Weird, I didn’t realize that people who make more than a million dollars a year are now “the middle class.” And as those of you who have been here more than a few days will recall, 53 Senate Democrats voted for this very same millionaire threshold. Oddly, Pfeiffer didn’t accuse them of placing “too big of a burden on the middle class.”

 Well, you get the drift.

Boehner spokesman Brendan Buck was more terse in his reaction: “The White House’s opposition to a backup plan to ensure taxes don’t rise on American families is growing more bizarre and irrational by the day.  Republicans have always said a broader, ‘balanced’ plan is the ideal solution, and we have put one forward. In the absence of a ‘balanced’ solution from the President, however, we must act to stop taxes from rising across the board in 12 days. If Democrats disapprove of this bill, then there is a simple solution: amend it in the Senate and send it back to the House.”

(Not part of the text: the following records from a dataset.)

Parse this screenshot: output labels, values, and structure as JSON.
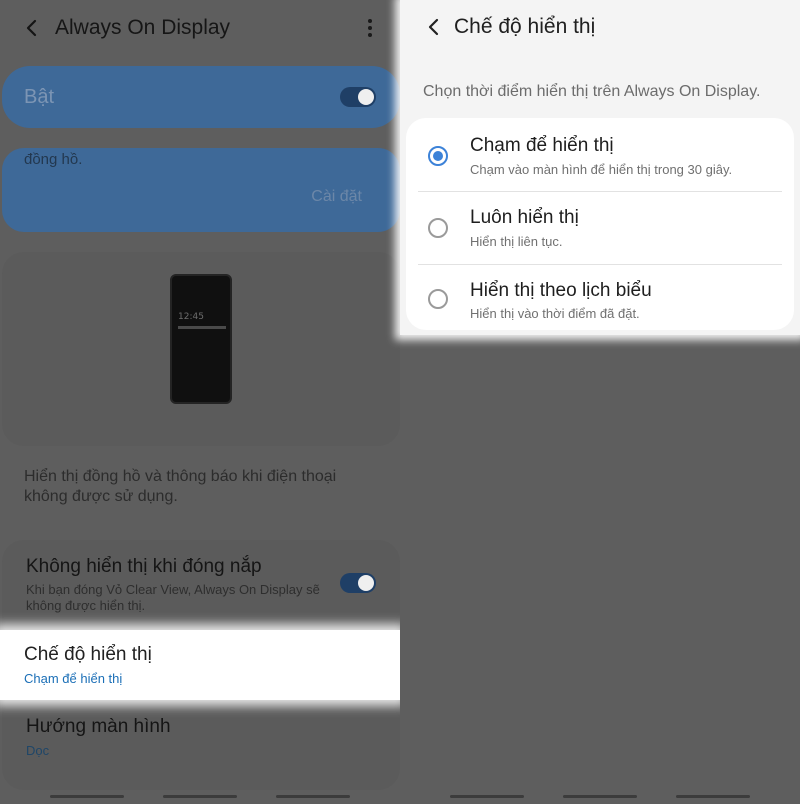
{
  "left": {
    "header": {
      "title": "Always On Display"
    },
    "master_toggle": {
      "label": "Bật",
      "on": true
    },
    "info": {
      "text": "đồng hồ.",
      "settings_button": "Cài đặt"
    },
    "preview": {
      "clock": "12:45"
    },
    "description": "Hiển thị đồng hồ và thông báo khi điện thoại không được sử dụng.",
    "items": [
      {
        "title": "Không hiển thị khi đóng nắp",
        "subtitle": "Khi bạn đóng Vỏ Clear View, Always On Display sẽ không được hiển thị.",
        "toggle_on": true
      },
      {
        "title": "Chế độ hiển thị",
        "value": "Chạm để hiển thị"
      },
      {
        "title": "Hướng màn hình",
        "value": "Dọc"
      }
    ]
  },
  "right": {
    "header": {
      "title": "Chế độ hiển thị"
    },
    "subtitle": "Chọn thời điểm hiển thị trên Always On Display.",
    "options": [
      {
        "title": "Chạm để hiển thị",
        "subtitle": "Chạm vào màn hình để hiển thị trong 30 giây.",
        "selected": true
      },
      {
        "title": "Luôn hiển thị",
        "subtitle": "Hiển thị liên tục.",
        "selected": false
      },
      {
        "title": "Hiển thị theo lịch biểu",
        "subtitle": "Hiển thị vào thời điểm đã đặt.",
        "selected": false
      }
    ]
  },
  "colors": {
    "accent": "#3c82d8",
    "link": "#1b6fb7",
    "dim_overlay": "#5e5e5e"
  },
  "icons": [
    "back-arrow-icon",
    "more-options-icon",
    "toggle-switch",
    "radio-button"
  ]
}
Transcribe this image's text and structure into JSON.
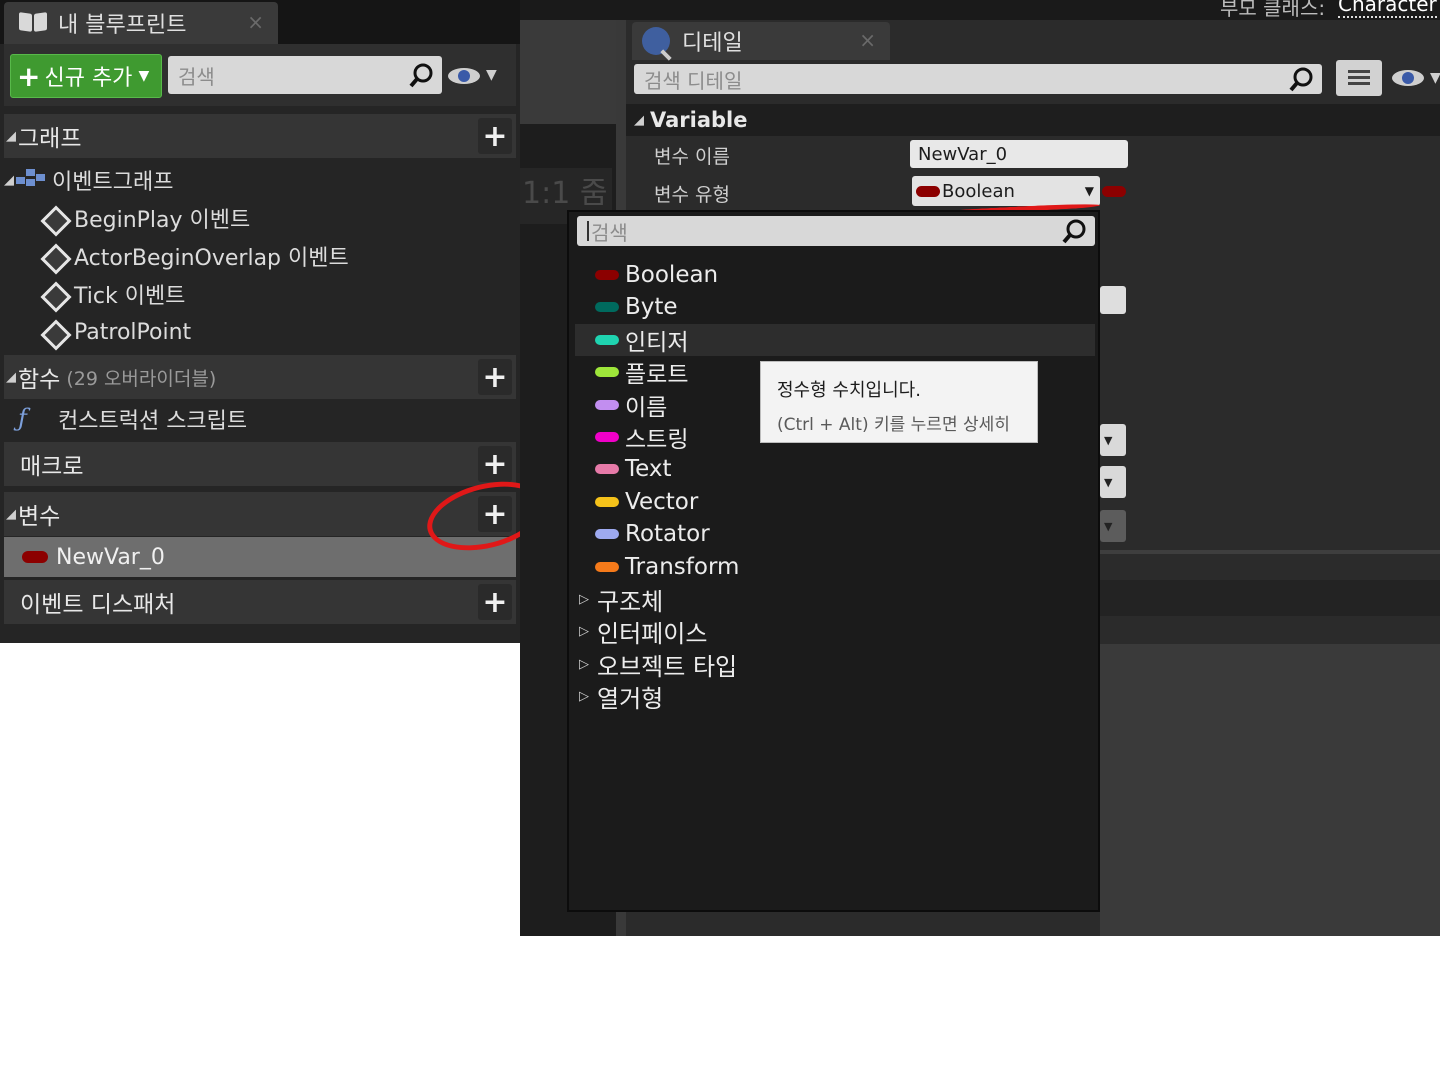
{
  "blueprint_panel": {
    "tab_title": "내 블루프린트",
    "tab_close": "×",
    "add_new_label": "신규 추가",
    "add_new_plus": "+",
    "add_new_caret": "▼",
    "search_placeholder": "검색",
    "section_arrow": "◢",
    "graphs": {
      "title": "그래프",
      "event_graph": "이벤트그래프",
      "events": [
        "BeginPlay 이벤트",
        "ActorBeginOverlap 이벤트",
        "Tick 이벤트",
        "PatrolPoint"
      ]
    },
    "functions": {
      "title": "함수",
      "override_note": "(29 오버라이더블)",
      "construction_script": "컨스트럭션 스크립트",
      "function_glyph": "ƒ"
    },
    "macros": {
      "title": "매크로"
    },
    "variables": {
      "title": "변수",
      "items": [
        "NewVar_0"
      ]
    },
    "event_dispatchers": {
      "title": "이벤트 디스패처"
    },
    "plus_glyph": "+"
  },
  "graph_editor": {
    "parent_class_label": "부모 클래스:",
    "parent_class_value": "Character",
    "zoom_label": "1:1 줌"
  },
  "details_panel": {
    "tab_title": "디테일",
    "tab_close": "×",
    "search_placeholder": "검색 디테일",
    "section_title": "Variable",
    "section_arrow": "◢",
    "variable_name_label": "변수 이름",
    "variable_name_value": "NewVar_0",
    "variable_type_label": "변수 유형",
    "variable_type_value": "Boolean",
    "dropdown_caret": "▼"
  },
  "type_picker": {
    "search_placeholder": "검색",
    "types": [
      {
        "label": "Boolean",
        "color": "#8c0000"
      },
      {
        "label": "Byte",
        "color": "#006a5e"
      },
      {
        "label": "인티저",
        "color": "#1fd3b0"
      },
      {
        "label": "플로트",
        "color": "#9ee63a"
      },
      {
        "label": "이름",
        "color": "#c28ef0"
      },
      {
        "label": "스트링",
        "color": "#f000c8"
      },
      {
        "label": "Text",
        "color": "#e67aa8"
      },
      {
        "label": "Vector",
        "color": "#f5c21a"
      },
      {
        "label": "Rotator",
        "color": "#9eaaf0"
      },
      {
        "label": "Transform",
        "color": "#f57a1a"
      }
    ],
    "hovered_type": "인티저",
    "group_arrow": "▷",
    "groups": [
      "구조체",
      "인터페이스",
      "오브젝트 타입",
      "열거형"
    ],
    "tooltip": {
      "line1": "정수형 수치입니다.",
      "line2": "(Ctrl + Alt) 키를 누르면 상세히"
    }
  },
  "annotations": {
    "highlight_color": "#e01818"
  }
}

Grover Norquist
Grover Norquist of Americans for Tax Reform (Bill O’Leary / Washington Post)

Grover Norquist, whom the left-wing media likes to demonize as obstructionist, showed he too can play a tough game of chess. In a statement, he said of course saving all but the top sliver of taxpayers from a tax hike is consistent with the no-tax pledge his group has sponsored. (“Republicans supporting this bill are this week affirming to their constituents in writing that this bill — the sole purpose of which is to prevent tax increases — is consistent with the pledge they made to them. In ATR’s analysis, it is extremely difficult — if not impossible — to fault these Republicans’ assertion. In particular, in this Congress the House has already voted twice to prevent any tax increases on any American.”) Make no mistake, the White House is getting squeezed

Apparently only the feeble all-or-nothing crowd is confused. In a move exemplifying how unreasoned that contingent of the GOP has become, Heritage Action Network screeches that it will take names of all those who vote to protect everyone but millionaires. In an e-mail, its communications director burbles that “a tax increase to hit a certain segment of Americans and small businesses is not a solution; it is a political ploy.” Thunk.  Let’s be clear and we will take it slow: Taxes . . . are . . .  going up . . . anyway. How does Heritage Action suggest the GOP stop that? Why, yell louder! (“Taking money out of the private sector to fund the public sector is not only misguided, it is counterproductive.”) You do wonder how they persuade donors to give them money to support such piffle, especially when the majority of Republicans don’t agree with a no-revenue stance.

At any rate, the House will pass its bills and send them to the Senate. Poor Senate Dems will actually have to vote on something. This should be interesting to see what they come up with.

Jennifer Rubin writes the Right Turn blog for The Post, offering reported opinion from a conservative perspective.